BEGIN Records for the exercise

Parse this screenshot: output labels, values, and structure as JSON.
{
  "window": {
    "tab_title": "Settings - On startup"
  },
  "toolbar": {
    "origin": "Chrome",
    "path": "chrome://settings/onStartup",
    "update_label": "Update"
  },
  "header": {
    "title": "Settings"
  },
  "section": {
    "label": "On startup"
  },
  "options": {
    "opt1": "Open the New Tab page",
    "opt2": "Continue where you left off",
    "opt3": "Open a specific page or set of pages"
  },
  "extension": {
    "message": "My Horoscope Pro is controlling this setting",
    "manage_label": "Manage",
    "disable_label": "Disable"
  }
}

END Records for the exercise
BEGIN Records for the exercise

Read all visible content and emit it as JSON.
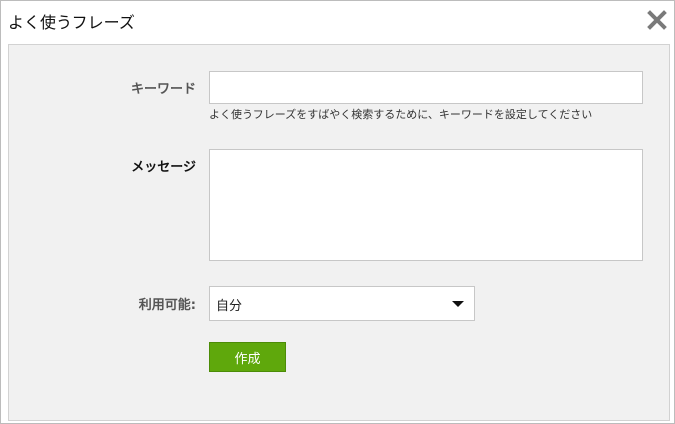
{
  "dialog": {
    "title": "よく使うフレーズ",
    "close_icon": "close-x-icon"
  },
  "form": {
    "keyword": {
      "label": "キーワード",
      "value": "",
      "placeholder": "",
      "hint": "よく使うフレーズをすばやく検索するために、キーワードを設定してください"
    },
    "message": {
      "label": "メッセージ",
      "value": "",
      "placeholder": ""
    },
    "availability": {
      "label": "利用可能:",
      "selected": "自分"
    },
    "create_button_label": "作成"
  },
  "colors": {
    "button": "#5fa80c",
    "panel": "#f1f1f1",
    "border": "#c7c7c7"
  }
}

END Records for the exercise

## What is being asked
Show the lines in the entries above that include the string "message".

## Solution to the exercise
    "message": "My Horoscope Pro is controlling this setting",
    "message": {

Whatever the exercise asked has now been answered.